So it is with middle-class nationalism. There are three groups of people who think Pakistan is the enemy. The first nurses a historical grievance against Muslims, and thinks of Partition as a calamity and Muslims as foreign invaders, for whom Pakistan was created and where they should all go. This is the Hindu right wing. The other two groups are made up of people who have been victims of radical Islamic terror, such as the Kashmiri pandits, and our intelligence establishment as a whole — combined with elements within the Army. In other words, the overwhelming majority of Indians do not think that Pakistan is the enemy. All these groups have a middle-class character. Middle-class nationalism is virulently anti-Pakistan and, though it does not dare say it openly, anti-Muslim too. It is the common people, devoted as they are to their faith, who are truly secular. Another middle-class fantasy is of somehow exterminating the Muslims to solve the minority question once and for all.

Also, as noted by other commentators, the action for the 24-hour English news channels centred around the bastions of middle-class influence and wealth: the Taj Palace, Trident and Oberoi hotels. The fact that a dastardly attack on the CST had left roughly 50 people dead was of no concern to anybody because it did not involve the middle-class.

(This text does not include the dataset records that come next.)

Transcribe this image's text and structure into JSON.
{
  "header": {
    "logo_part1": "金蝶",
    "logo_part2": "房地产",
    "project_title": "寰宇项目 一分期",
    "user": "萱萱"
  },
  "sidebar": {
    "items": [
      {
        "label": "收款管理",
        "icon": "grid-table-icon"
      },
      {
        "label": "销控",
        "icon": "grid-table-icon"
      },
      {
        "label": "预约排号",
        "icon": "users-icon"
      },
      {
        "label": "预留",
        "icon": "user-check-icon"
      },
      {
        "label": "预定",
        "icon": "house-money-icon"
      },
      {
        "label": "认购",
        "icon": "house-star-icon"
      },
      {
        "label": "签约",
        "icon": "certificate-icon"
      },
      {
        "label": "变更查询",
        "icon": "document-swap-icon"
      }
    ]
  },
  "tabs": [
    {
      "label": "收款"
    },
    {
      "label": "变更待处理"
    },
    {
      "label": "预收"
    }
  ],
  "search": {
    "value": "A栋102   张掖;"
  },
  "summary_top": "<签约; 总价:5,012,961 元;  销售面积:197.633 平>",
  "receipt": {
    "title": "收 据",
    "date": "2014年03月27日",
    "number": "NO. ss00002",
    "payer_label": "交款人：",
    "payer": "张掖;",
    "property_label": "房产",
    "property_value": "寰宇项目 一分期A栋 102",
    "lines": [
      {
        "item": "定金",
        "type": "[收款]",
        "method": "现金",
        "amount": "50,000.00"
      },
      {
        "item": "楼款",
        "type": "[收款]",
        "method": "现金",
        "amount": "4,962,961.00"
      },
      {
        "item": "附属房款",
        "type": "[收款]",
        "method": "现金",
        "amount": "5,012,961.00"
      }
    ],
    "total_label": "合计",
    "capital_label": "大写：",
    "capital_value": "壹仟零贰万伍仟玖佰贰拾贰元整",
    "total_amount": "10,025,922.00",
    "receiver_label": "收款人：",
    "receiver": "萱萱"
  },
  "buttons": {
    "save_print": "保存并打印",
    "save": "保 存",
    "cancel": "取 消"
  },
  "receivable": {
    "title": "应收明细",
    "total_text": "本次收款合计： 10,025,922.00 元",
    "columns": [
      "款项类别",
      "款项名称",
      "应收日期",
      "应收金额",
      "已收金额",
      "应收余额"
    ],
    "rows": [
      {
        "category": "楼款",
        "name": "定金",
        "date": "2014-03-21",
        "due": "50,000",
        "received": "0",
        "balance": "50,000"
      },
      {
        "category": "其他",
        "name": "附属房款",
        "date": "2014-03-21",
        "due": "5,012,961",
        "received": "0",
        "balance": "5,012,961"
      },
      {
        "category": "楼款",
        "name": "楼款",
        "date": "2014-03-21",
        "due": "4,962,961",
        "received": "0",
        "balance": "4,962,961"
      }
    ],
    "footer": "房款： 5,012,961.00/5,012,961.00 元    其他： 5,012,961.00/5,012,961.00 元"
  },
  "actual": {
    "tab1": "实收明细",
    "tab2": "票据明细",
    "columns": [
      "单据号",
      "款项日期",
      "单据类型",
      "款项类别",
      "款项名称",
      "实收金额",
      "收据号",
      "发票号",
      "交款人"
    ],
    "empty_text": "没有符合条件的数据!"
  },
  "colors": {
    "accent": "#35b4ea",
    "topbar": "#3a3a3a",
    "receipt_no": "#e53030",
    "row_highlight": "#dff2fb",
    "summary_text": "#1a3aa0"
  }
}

The middle class dominates every institution of our public life: the executive, judiciary, army, media, public and private sectors, the legal and medical professions et al. The only institution it does not control is the legislature, which is controlled by the rural masses and the urban poor — by people who do not know where their next meal is going to come from. This is why the middle-class ridicules our politicians. The only party which it feels an affinity for is the BJP which also dreams of authoritarianism and an Asian values regime a la Singapore.

Presently, there is a fierce struggle for power between the middle-class, on the one hand, and the rural masses and the urban poor on the other — a battle between the bourgeoisie and feudalism. With the benefit of historical hindsight, we can say who will win. But will it be a victory for democracy, basic civil liberties and the rule of law? With liberalisation and globalisation, the middle-class is increasingly being thrust into a leadership position, amid a growing demand for efficiency and profit. If our democracy does not deliver that, the middle-class will edge closer to its authoritarian ideals, and globalisation and liberalisation will lead us towards dictatorship.

Already, there is a demand for consensus, for “national unity”, and political parties have to set aside their differences to set up a united front against a common enemy designated by the middle-class — Pakistan. In other words, a social and cultural status quo must be obtained and there must be no talk of revolution. Only efficiency — and not social justice — must count.